» The problem:
Determine the number of lines of the records below that include "username". Respond with the number and no other text.

» Stored items:
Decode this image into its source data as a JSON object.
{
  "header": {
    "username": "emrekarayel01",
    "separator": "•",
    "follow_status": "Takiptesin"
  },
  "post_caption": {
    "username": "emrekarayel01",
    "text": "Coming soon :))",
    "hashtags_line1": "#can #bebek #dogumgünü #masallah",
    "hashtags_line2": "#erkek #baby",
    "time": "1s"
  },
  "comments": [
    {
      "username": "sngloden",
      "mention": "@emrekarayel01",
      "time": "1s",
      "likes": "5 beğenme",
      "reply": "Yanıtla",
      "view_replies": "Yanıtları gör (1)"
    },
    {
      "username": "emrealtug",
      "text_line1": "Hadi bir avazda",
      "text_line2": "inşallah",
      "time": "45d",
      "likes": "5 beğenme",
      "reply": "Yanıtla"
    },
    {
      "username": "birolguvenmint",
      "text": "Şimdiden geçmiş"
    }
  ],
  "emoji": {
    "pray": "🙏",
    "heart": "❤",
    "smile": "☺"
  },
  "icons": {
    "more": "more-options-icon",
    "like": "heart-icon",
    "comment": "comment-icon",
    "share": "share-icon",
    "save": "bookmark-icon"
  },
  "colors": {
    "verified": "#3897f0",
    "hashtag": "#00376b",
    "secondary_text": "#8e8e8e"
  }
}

» Response for this exercise:
5